§ **ASSIGNMENT**:
When a line below contains the string "전입신고", show that line.

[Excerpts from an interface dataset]
------------------------

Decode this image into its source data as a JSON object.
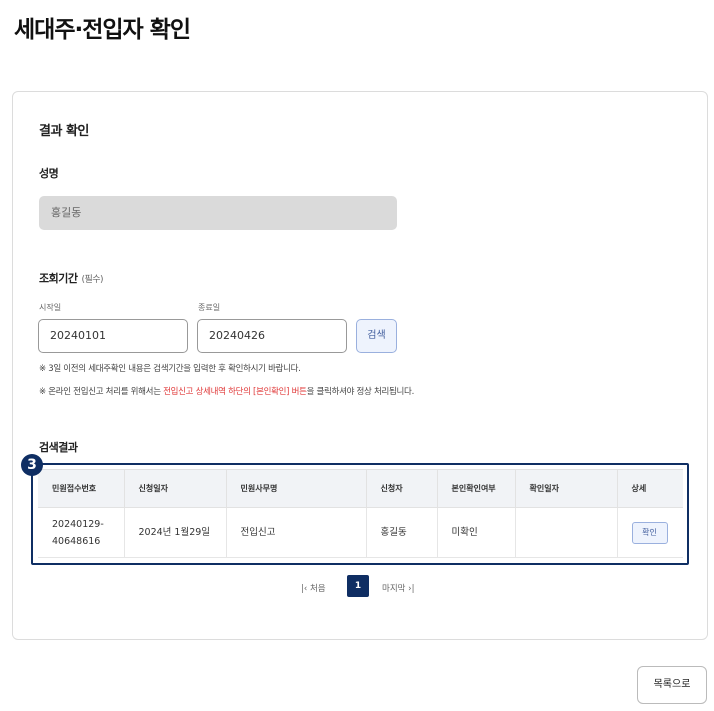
{
  "page": {
    "title": "세대주·전입자 확인"
  },
  "form": {
    "section_title": "결과 확인",
    "name_label": "성명",
    "name_value": "홍길동",
    "period_label": "조회기간",
    "period_required": "(필수)",
    "start_label": "시작일",
    "start_value": "20240101",
    "end_label": "종료일",
    "end_value": "20240426",
    "search_label": "검색",
    "note1": "※ 3일 이전의 세대주확인 내용은 검색기간을 입력한 후 확인하시기 바랍니다.",
    "note2_pre": "※ 온라인 전입신고 처리를 위해서는 ",
    "note2_red": "전입신고 상세내역 하단의 [본인확인] 버튼",
    "note2_post": "을 클릭하셔야 정상 처리됩니다."
  },
  "results": {
    "title": "검색결과",
    "marker": "3",
    "columns": [
      "민원접수번호",
      "신청일자",
      "민원사무명",
      "신청자",
      "본인확인여부",
      "확인일자",
      "상세"
    ],
    "rows": [
      {
        "receipt_no_line1": "20240129-",
        "receipt_no_line2": "40648616",
        "apply_date": "2024년 1월29일",
        "service": "전입신고",
        "applicant": "홍길동",
        "verified": "미확인",
        "confirm_date": "",
        "detail_button": "확인"
      }
    ]
  },
  "pagination": {
    "first_label": "처음",
    "current_page": "1",
    "last_label": "마지막"
  },
  "footer": {
    "list_button": "목록으로"
  }
}
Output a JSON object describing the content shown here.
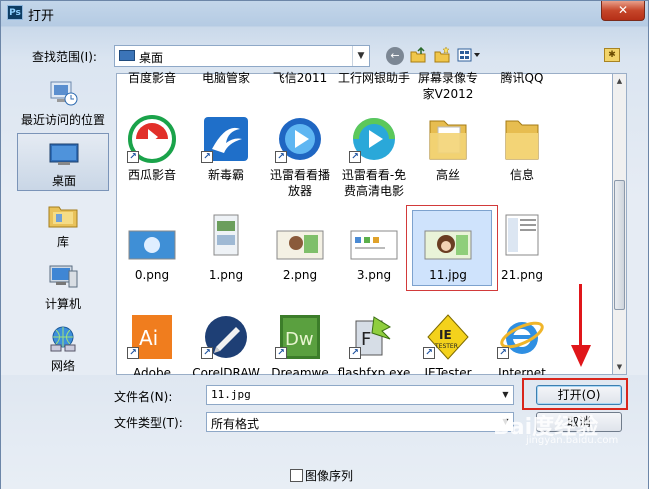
{
  "window": {
    "title": "打开",
    "app_icon": "Ps",
    "close_label": "✕"
  },
  "lookin": {
    "label": "查找范围(I):",
    "value": "桌面"
  },
  "places": [
    {
      "label": "最近访问的位置",
      "icon": "recent-places-icon"
    },
    {
      "label": "桌面",
      "icon": "desktop-icon",
      "selected": true
    },
    {
      "label": "库",
      "icon": "libraries-icon"
    },
    {
      "label": "计算机",
      "icon": "computer-icon"
    },
    {
      "label": "网络",
      "icon": "network-icon"
    }
  ],
  "files": [
    {
      "name": "百度影音"
    },
    {
      "name": "电脑管家"
    },
    {
      "name": "飞信2011"
    },
    {
      "name": "工行网银助手"
    },
    {
      "name": "屏幕录像专家V2012"
    },
    {
      "name": "腾讯QQ"
    },
    {
      "name": "西瓜影音"
    },
    {
      "name": "新毒霸"
    },
    {
      "name": "迅雷看看播放器"
    },
    {
      "name": "迅雷看看-免费高清电影"
    },
    {
      "name": "高丝"
    },
    {
      "name": "信息"
    },
    {
      "name": "0.png"
    },
    {
      "name": "1.png"
    },
    {
      "name": "2.png"
    },
    {
      "name": "3.png"
    },
    {
      "name": "11.jpg",
      "selected": true
    },
    {
      "name": "21.png"
    },
    {
      "name": "Adobe"
    },
    {
      "name": "CorelDRAW"
    },
    {
      "name": "Dreamwe"
    },
    {
      "name": "flashfxp.exe"
    },
    {
      "name": "IETester"
    },
    {
      "name": "Internet"
    }
  ],
  "filename": {
    "label": "文件名(N):",
    "value": "11.jpg"
  },
  "filetype": {
    "label": "文件类型(T):",
    "value": "所有格式"
  },
  "buttons": {
    "open": "打开(O)",
    "cancel": "取消"
  },
  "image_sequence": {
    "label": "图像序列",
    "checked": false
  },
  "watermark": {
    "text": "Bai度经验",
    "sub": "jingyan.baidu.com"
  }
}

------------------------

§ **ANSWER SPACE**:
    "note2_pre": "※ 온라인 전입신고 처리를 위해서는 ",
    "note2_red": "전입신고 상세내역 하단의 [본인확인] 버튼",
        "service": "전입신고",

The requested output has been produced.